Why Enmeshment Causes Fighting
By: Kathy
November 10, 2013

Why does enmeshment cause a couple to fight?  Enmeshment is a term we use to describe a relationship that is too close, too “other” centered, and is too dependent on the other person to get their needs met.  Most people see enmeshment as the lovey-dovey, gooey love from the movies where the other person is their world, their savior, their soul mate, their everything!  And sure, it feels good to be the center of someone else’s world at first, but that yummy relationship status comes at a price – fighting!

While enmeshment feels so good, it will give us only moments of delicious satisfaction but eventually turns into a cat fight!  Why?  Because one person’s ability to be “okay” is dependent upon the other person in the relationship!  I am trying to be okay through you!  That means you must think, act, feel, behave in such a way that I feel okay.  If you don’t, then suddenly I have a desperate need to change that so I can be okay.

Enmeshment is like two cats with their tails tied together.  One cat desperately wants to take a nap, the other cat is starving and needs to eat.  As sleepy cat tries to go take a nap, he can’t because starving cat is pulling at him to go eat.  They are both desperate to get what they need, but neither one of them can.  One of them has to give up their need in order for the other cat to be satisfied.  If one kitty gets his needs met, his ‘tail-mate’ has to go without.

It is not ALL fighting, though, the kitties needs will overlap at times and they may enjoy the closeness that being tied together brings.  When they both feel sleepy, they may snuggle while they nap.  They wake up feeling good, but as soon as their needs come in conflict again, a battle to get needs met will ensue.

Now let’s add a human component that cats don’t have – emotions.  This is where enmeshment really gets dicey.  Not only do I want to get my needs met, I need you to feel a certain way in order for me to be okay!  A person can postpone getting their physical needs met for a time, but when we are required to give up our emotions, something primal rises from the depths and wants to fight.  I always say, “the self fights to survive”.  The more we deny our emotional selves, the more intensity that builds and the harder we fight to keep it.

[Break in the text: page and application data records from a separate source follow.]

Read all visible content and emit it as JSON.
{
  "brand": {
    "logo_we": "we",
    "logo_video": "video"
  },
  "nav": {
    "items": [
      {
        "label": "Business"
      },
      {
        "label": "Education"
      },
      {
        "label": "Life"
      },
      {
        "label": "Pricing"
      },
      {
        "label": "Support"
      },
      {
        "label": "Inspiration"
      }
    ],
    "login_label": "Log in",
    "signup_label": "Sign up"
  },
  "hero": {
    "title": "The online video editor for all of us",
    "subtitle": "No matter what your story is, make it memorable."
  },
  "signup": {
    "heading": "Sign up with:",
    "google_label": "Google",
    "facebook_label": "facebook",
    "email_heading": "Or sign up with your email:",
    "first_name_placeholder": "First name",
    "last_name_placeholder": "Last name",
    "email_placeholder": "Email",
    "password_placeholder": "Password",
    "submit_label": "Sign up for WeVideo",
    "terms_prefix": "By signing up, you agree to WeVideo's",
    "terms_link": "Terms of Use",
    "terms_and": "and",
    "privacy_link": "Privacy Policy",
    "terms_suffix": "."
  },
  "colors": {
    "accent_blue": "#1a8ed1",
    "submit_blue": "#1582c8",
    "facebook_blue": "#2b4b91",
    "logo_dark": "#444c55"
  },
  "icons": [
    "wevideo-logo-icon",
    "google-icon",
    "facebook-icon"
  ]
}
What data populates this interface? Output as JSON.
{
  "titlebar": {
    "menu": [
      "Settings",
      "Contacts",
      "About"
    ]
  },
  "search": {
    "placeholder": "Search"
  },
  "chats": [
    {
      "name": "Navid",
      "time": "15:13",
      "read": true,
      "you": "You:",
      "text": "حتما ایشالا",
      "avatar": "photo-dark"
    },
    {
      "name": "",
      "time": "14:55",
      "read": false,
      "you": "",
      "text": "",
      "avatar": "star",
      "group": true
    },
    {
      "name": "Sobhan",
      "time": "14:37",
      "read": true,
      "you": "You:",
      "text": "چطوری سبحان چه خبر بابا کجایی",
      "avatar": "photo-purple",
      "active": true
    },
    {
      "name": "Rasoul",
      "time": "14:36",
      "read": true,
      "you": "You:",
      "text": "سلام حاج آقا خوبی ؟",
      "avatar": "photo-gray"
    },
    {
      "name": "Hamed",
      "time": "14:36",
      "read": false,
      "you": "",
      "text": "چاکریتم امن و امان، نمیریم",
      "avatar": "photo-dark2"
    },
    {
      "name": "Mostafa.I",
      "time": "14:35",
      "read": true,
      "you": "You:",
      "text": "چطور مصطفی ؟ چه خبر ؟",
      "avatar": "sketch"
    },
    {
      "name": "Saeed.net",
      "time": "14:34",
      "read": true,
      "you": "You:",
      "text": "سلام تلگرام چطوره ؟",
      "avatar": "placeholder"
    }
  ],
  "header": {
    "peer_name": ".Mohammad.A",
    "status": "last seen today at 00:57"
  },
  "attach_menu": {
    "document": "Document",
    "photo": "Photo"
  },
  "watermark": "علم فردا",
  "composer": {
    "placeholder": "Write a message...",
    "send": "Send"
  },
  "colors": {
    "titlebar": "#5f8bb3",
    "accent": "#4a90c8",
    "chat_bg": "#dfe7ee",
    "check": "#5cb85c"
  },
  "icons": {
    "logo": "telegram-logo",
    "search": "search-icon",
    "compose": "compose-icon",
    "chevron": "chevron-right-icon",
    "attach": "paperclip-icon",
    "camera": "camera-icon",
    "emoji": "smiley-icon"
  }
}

While enmeshment brings periods of contentment, the battle of needs will always cause fighting.  When we are required to give up our emotions, which are an essential element of our individuality, to maintain enmeshment, look out!  The fighting will take on a whole new level!

More next week on how codependence and counterdependence fit into this system!!